Publication: Monitor Volume: 7 Issue: 74

The gubernatorial election in Primorsky Krai, in Russia’s Far East, is set for May 27. The poll was occasioned by Yevgeny Nazdratenko’s decision to step down as regional governor. After years of doggedly resisting attempts by both the federal authorities and Russia’s energy bosses to force him out of office, Nazdratenko finally gave up the struggle and resigned before the official expiry of his term. He then accepted the post of head of the State Fisheries Committee–an appointment designed, in the view of some observers, to exclude the possibility that he might try to run for a third term as governor.

Over thirty candidates have so far declared their intention of running and, because registration does not officially close until April 21, more could yet appear. Ten of the candidates are unemployed people or pensioners. Two are women–a cleaning woman and a retired judge. The rest are heads of companies or state bodies (Radio Ekho Moskvy, March 27). Election officials, however, doubt that all the hopefuls will manage to gather the 15,159 signatures (equivalent to 1 percent of the region’s voters) required for registration, and predict that the final list of candidates will probably number between eighteen and twenty. As of April 15, only three candidates had gathered the requisite signatures to participate in the elections: Vladimir Grishukov, a State Duma deputy and leader of the krai’s communists; former Arbitration Court judge Tat’yana Loktinova; and State Duma deputy and former Vladivostok Mayor Viktor Cherepkov (, April 15).

With so many candidates hoping to figure on the ballot sheet, it seems unlikely that any candidate will win the 35-percent-plus-one vote required by local election law to win outright in the first round. Moreover, public opinion polls indicate that as many as one-third of the electorate plan to vote against all the candidates (, March 20). The election is accordingly likely to have to go to a second-round run-off.

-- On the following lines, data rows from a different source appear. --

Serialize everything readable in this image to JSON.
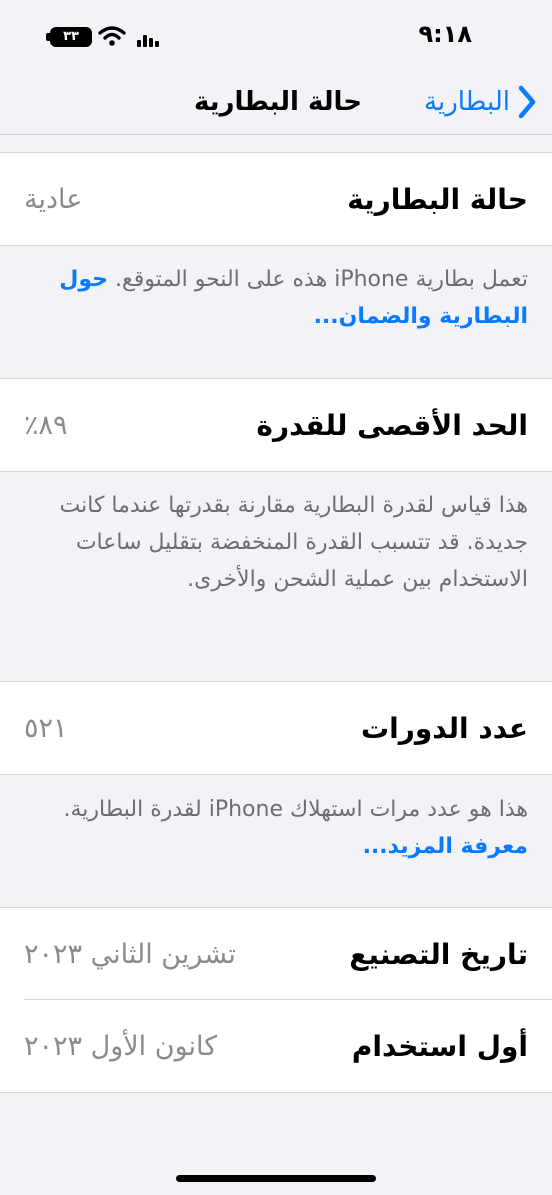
{
  "status_bar": {
    "time": "٩:١٨",
    "battery_level": "٣٣",
    "icons": [
      "battery-icon",
      "wifi-icon",
      "signal-icon"
    ]
  },
  "nav": {
    "back_label": "البطارية",
    "title": "حالة البطارية"
  },
  "battery_condition": {
    "label": "حالة البطارية",
    "value": "عادية",
    "note": "تعمل بطارية iPhone هذه على النحو المتوقع.",
    "link": "حول البطارية والضمان..."
  },
  "maximum_capacity": {
    "label": "الحد الأقصى للقدرة",
    "value": "٨٩٪",
    "note": "هذا قياس لقدرة البطارية مقارنة بقدرتها عندما كانت جديدة. قد تتسبب القدرة المنخفضة بتقليل ساعات الاستخدام بين عملية الشحن والأخرى."
  },
  "cycle_count": {
    "label": "عدد الدورات",
    "value": "٥٢١",
    "note": "هذا هو عدد مرات استهلاك iPhone لقدرة البطارية.",
    "link": "معرفة المزيد..."
  },
  "manufacture_date": {
    "label": "تاريخ التصنيع",
    "value": "تشرين الثاني ٢٠٢٣"
  },
  "first_use": {
    "label": "أول استخدام",
    "value": "كانون الأول ٢٠٢٣"
  },
  "colors": {
    "accent": "#0a7aff",
    "background": "#f2f2f7",
    "secondary_text": "#8a8a8e"
  }
}
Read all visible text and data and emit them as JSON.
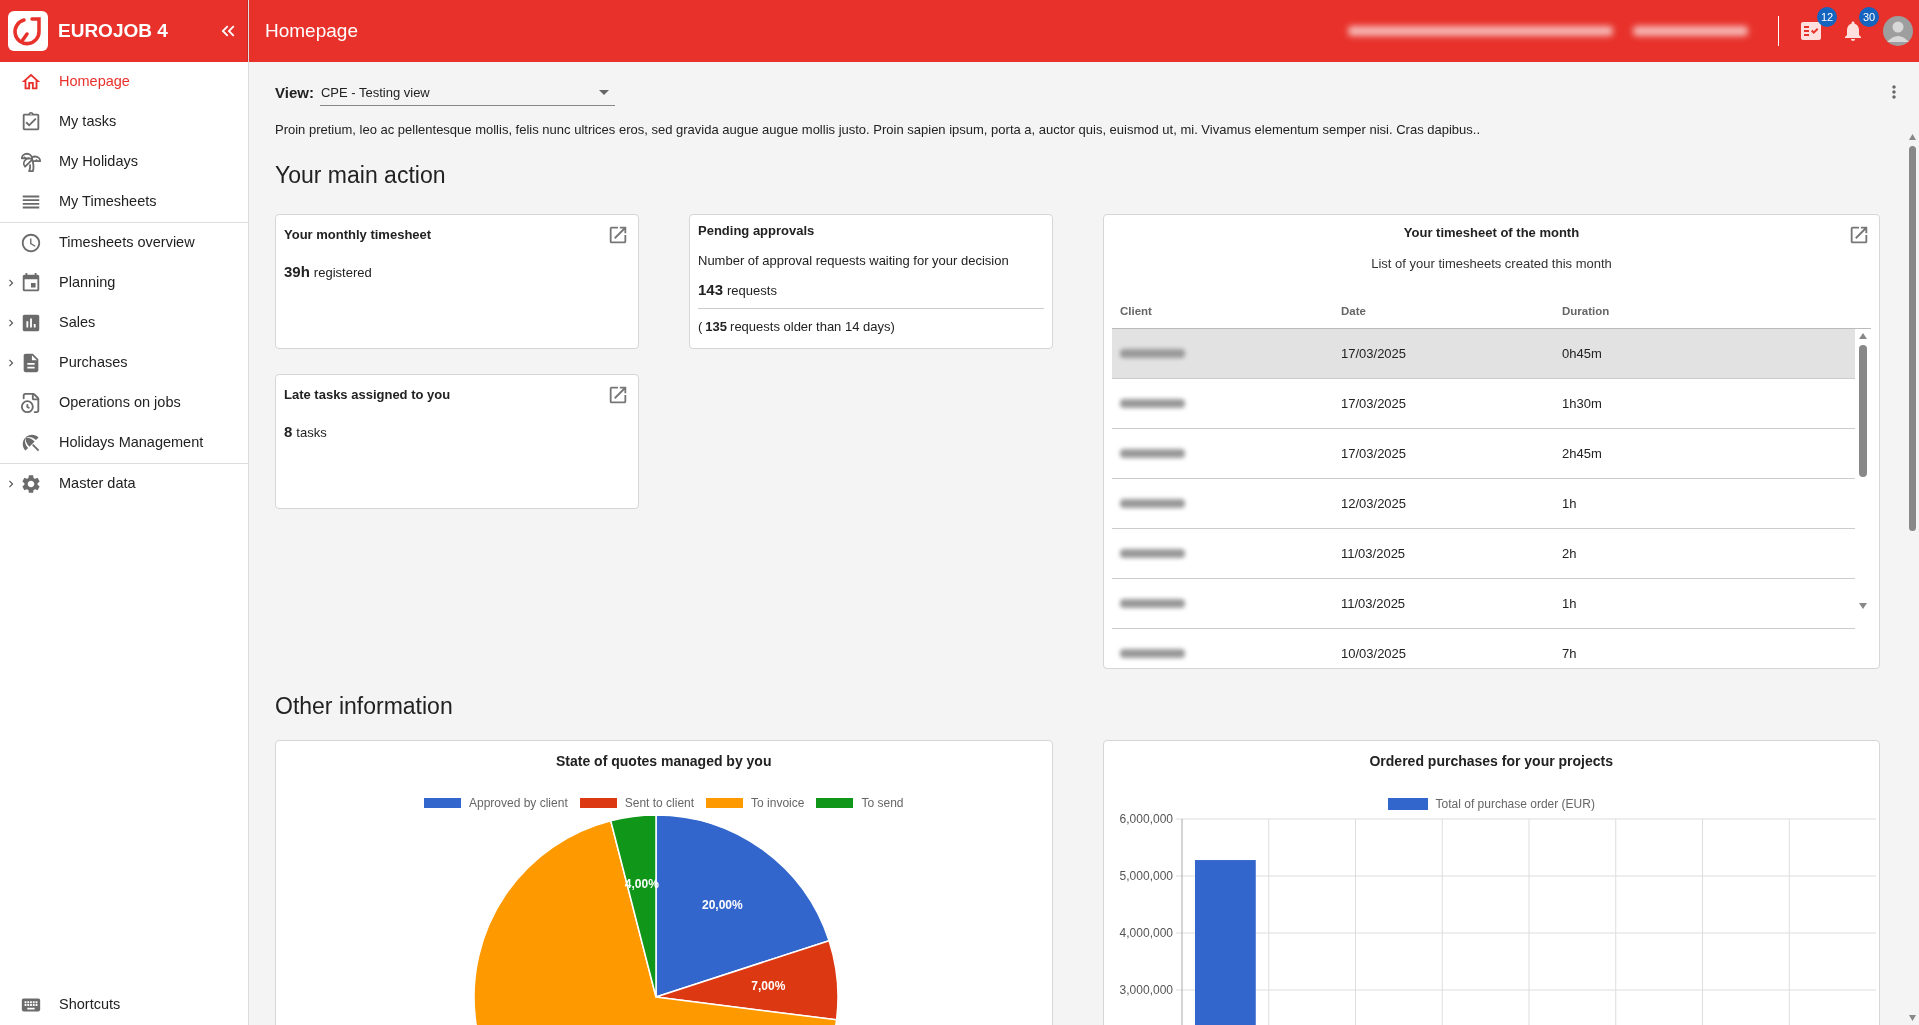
{
  "header": {
    "app_name": "EUROJOB 4",
    "page_title": "Homepage",
    "tasks_badge": "12",
    "notifications_badge": "30"
  },
  "sidebar": {
    "sections": [
      [
        {
          "label": "Homepage",
          "selected": true,
          "expandable": false
        },
        {
          "label": "My tasks",
          "selected": false,
          "expandable": false
        },
        {
          "label": "My Holidays",
          "selected": false,
          "expandable": false
        },
        {
          "label": "My Timesheets",
          "selected": false,
          "expandable": false
        }
      ],
      [
        {
          "label": "Timesheets overview",
          "selected": false,
          "expandable": false
        },
        {
          "label": "Planning",
          "selected": false,
          "expandable": true
        },
        {
          "label": "Sales",
          "selected": false,
          "expandable": true
        },
        {
          "label": "Purchases",
          "selected": false,
          "expandable": true
        },
        {
          "label": "Operations on jobs",
          "selected": false,
          "expandable": false
        },
        {
          "label": "Holidays Management",
          "selected": false,
          "expandable": false
        }
      ],
      [
        {
          "label": "Master data",
          "selected": false,
          "expandable": true
        }
      ]
    ],
    "footer_item": "Shortcuts"
  },
  "view": {
    "label": "View:",
    "value": "CPE - Testing view"
  },
  "intro": "Proin pretium, leo ac pellentesque mollis, felis nunc ultrices eros, sed gravida augue augue mollis justo. Proin sapien ipsum, porta a, auctor quis, euismod ut, mi. Vivamus elementum semper nisi. Cras dapibus..",
  "main_action": {
    "title": "Your main action",
    "monthly_timesheet": {
      "title": "Your monthly timesheet",
      "value": "39h",
      "unit": "registered"
    },
    "pending_approvals": {
      "title": "Pending approvals",
      "description": "Number of approval requests waiting for your decision",
      "value": "143",
      "unit": "requests",
      "older_open": "(",
      "older_value": "135",
      "older_text": "requests older than 14 days)"
    },
    "late_tasks": {
      "title": "Late tasks assigned to you",
      "value": "8",
      "unit": "tasks"
    },
    "timesheet_table": {
      "title": "Your timesheet of the month",
      "subtitle": "List of your timesheets created this month",
      "columns": [
        "Client",
        "Date",
        "Duration"
      ],
      "rows": [
        {
          "date": "17/03/2025",
          "duration": "0h45m",
          "selected": true
        },
        {
          "date": "17/03/2025",
          "duration": "1h30m",
          "selected": false
        },
        {
          "date": "17/03/2025",
          "duration": "2h45m",
          "selected": false
        },
        {
          "date": "12/03/2025",
          "duration": "1h",
          "selected": false
        },
        {
          "date": "11/03/2025",
          "duration": "2h",
          "selected": false
        },
        {
          "date": "11/03/2025",
          "duration": "1h",
          "selected": false
        },
        {
          "date": "10/03/2025",
          "duration": "7h",
          "selected": false
        }
      ]
    }
  },
  "other_information": {
    "title": "Other information",
    "quotes_chart": {
      "chart_data": {
        "type": "pie",
        "title": "State of quotes managed by you",
        "categories": [
          "Approved by client",
          "Sent to client",
          "To invoice",
          "To send"
        ],
        "colors": [
          "#3366cc",
          "#dc3912",
          "#ff9900",
          "#109618"
        ],
        "values": [
          20,
          7,
          69,
          4
        ],
        "value_labels": [
          "20,00%",
          "7,00%",
          null,
          "4,00%"
        ]
      }
    },
    "purchases_chart": {
      "chart_data": {
        "type": "bar",
        "title": "Ordered purchases for your projects",
        "series": [
          {
            "name": "Total of purchase order (EUR)",
            "color": "#3366cc",
            "values": [
              5280000
            ]
          }
        ],
        "grid": true,
        "ylim": [
          0,
          6000000
        ],
        "yticks": [
          {
            "value": 6000000,
            "label": "6,000,000"
          },
          {
            "value": 5000000,
            "label": "5,000,000"
          },
          {
            "value": 4000000,
            "label": "4,000,000"
          },
          {
            "value": 3000000,
            "label": "3,000,000"
          }
        ]
      }
    }
  }
}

According to opinion polls, the electorate has little interest in the long-standing conflict between the Kremlin and the regional elite which, until recently, supported Nazdratenko. The polls also indicate that neither of the candidates from Nazdratenko’s team is likely to score many votes. The candidates in question are Valentin Dubinin, formerly Nazdratenko’s deputy and now the region’s acting governor, and Konstantin Tolstoshein, who formerly ran the krai’s electricity sector. Nor do voters seem enthusiastic about the candidates who claim to have the support of the Kremlin–Admiral Igor Kasatonov, former deputy chief commander of the Russian Navy, and Gennady Apanasenko, first deputy presidential emissary to the Far Eastern federal district. Instead, the main focus of popular attention seems to be the battle between Cherepkov, who was the recognized leader of the regional opposition to Nazdratenko, and Aleksandr Kirilichev, general director of the Primorsky Ocean Steamship Company, who represents the interests of the Primorsky corps of directors (, April 11).